    I would worry about this and that sometimes, but I don’t think I will feel like I would enjoy struggling until I attain my ideal life – a stable job, my own home and all that. It would take years to tick all those boxes. Having friends who migrated here helps with coping with the ups and downs. There are ‘safe places’ I go to that feel perfectly right at that moment, like running along a beach trail, so I would go there to recharge. I don’t live there, or even near there.
    It’s hard to imagine committing the rest of your life to a place because people come and go, you may have changed, or the place has changed. At the same time, there is a quiet serenity in living in a place where not many people know you and just do their own thing.


      • Yeah. Sometimes starting a new life from scratch can be quite different from what I think it would be like, but after getting used to it, I wake up feeling like ‘I’m glad I moved here’.


  7. Enjoyed this article; really good questions! It’s been my experience that the perfect falling into place feeling comes in “moments”, more than a finish line.
    The accomplishment feeling came when I paid more attention to how important all the moments are.

    For me, the trick is more about two practices I have to keep up to stay balanced: Recognizing the beauty, and happiness anywhere I happen to be, and, having the curiosity to never stop exploring for new experiences.


  8. I’m in my 40’s and I’m still trying to figure out where I am meant to be. So when you figure it out please lemme know. If it helps you in any way, you are not alone with this.

    On a separate note, I love British and Irish accents. I am going to have to cross the pond if for no other reason than to fulfill this dream of immersing myself with people that sound so cool. Lol

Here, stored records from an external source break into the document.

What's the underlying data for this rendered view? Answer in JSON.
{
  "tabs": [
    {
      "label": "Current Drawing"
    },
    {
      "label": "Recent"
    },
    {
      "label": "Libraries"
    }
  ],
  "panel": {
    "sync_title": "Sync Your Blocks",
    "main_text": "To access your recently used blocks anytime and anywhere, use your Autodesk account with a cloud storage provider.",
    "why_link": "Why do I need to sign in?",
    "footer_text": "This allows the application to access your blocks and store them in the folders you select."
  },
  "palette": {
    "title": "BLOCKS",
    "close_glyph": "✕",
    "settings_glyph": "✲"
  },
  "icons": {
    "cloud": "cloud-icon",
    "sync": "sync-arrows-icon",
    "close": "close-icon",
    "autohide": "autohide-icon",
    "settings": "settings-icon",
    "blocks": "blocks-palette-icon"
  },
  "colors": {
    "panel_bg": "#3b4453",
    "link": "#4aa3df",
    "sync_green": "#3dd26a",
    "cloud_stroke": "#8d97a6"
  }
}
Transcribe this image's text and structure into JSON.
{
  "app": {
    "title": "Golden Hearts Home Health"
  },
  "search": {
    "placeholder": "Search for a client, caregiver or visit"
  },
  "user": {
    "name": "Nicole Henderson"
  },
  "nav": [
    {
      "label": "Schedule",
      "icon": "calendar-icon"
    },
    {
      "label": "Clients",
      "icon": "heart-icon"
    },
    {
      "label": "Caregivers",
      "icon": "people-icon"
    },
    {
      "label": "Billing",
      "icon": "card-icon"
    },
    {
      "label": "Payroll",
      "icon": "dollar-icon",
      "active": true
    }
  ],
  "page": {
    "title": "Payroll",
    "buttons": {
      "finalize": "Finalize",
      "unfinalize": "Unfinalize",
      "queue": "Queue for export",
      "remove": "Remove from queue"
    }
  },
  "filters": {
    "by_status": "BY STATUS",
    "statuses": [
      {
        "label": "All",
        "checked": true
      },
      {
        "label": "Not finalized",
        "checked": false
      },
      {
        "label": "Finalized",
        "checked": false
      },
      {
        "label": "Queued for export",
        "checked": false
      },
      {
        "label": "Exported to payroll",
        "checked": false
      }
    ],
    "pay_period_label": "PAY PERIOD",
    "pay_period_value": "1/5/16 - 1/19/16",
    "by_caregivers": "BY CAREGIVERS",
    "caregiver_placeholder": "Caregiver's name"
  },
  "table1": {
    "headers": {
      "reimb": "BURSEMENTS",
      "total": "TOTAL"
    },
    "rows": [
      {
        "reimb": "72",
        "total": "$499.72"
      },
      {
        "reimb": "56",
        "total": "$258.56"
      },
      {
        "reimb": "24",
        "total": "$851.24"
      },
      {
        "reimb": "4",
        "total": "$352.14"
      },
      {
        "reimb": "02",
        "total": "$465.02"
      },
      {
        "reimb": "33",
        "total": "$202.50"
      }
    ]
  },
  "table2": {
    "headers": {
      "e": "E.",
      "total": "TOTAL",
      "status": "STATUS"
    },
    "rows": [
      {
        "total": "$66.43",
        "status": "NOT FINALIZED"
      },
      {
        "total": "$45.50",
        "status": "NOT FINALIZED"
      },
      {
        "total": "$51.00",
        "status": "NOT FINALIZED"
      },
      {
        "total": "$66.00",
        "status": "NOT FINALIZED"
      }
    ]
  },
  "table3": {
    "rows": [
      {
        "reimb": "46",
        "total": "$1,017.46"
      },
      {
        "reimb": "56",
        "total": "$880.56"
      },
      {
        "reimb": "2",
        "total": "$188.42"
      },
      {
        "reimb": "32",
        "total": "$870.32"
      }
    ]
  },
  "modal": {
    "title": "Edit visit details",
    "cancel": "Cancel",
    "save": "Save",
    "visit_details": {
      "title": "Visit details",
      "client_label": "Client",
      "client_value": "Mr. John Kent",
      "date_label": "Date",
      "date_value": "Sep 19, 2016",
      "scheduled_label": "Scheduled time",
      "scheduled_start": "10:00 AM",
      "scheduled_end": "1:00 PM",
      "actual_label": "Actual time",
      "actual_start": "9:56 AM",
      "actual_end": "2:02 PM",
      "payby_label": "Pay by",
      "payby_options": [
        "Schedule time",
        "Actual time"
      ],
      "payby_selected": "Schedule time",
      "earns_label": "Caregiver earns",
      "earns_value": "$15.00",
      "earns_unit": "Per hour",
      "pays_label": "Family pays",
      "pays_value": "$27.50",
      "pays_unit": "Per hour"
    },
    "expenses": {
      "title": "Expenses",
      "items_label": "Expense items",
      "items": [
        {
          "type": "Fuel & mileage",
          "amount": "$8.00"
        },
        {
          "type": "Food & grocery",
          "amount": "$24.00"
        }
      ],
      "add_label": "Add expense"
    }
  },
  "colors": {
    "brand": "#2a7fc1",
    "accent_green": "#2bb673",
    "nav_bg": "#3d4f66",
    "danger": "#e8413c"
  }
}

Share your opinion, let me know what you think

Fill in your details below or click an icon to log in: Logo

You are commenting using your account. Log Out /  Change )

Facebook photo

You are commenting using your Facebook account. Log Out /  Change )

Connecting to %s

%d bloggers like this: